The response must contain all of the entries, each one repeated exactly.

(Dataset records)
== == ==

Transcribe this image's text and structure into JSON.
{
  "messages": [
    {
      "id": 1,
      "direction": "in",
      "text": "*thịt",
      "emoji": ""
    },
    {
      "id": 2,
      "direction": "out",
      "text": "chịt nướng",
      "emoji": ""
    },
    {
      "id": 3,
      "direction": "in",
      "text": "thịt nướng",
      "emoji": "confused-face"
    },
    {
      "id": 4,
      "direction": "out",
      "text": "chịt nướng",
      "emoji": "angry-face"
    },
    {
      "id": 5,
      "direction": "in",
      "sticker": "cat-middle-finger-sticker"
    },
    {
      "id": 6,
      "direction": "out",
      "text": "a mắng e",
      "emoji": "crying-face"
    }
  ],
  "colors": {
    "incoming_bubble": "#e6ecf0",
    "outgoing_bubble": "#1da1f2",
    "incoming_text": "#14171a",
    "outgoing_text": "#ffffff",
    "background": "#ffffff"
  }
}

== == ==

_ANSWER TO THE PROBLEM_:
Transcribe this image's text and structure into JSON.
{
  "messages": [
    {
      "id": 1,
      "direction": "in",
      "text": "*thịt",
      "emoji": ""
    },
    {
      "id": 2,
      "direction": "out",
      "text": "chịt nướng",
      "emoji": ""
    },
    {
      "id": 3,
      "direction": "in",
      "text": "thịt nướng",
      "emoji": "confused-face"
    },
    {
      "id": 4,
      "direction": "out",
      "text": "chịt nướng",
      "emoji": "angry-face"
    },
    {
      "id": 5,
      "direction": "in",
      "sticker": "cat-middle-finger-sticker"
    },
    {
      "id": 6,
      "direction": "out",
      "text": "a mắng e",
      "emoji": "crying-face"
    }
  ],
  "colors": {
    "incoming_bubble": "#e6ecf0",
    "outgoing_bubble": "#1da1f2",
    "incoming_text": "#14171a",
    "outgoing_text": "#ffffff",
    "background": "#ffffff"
  }
}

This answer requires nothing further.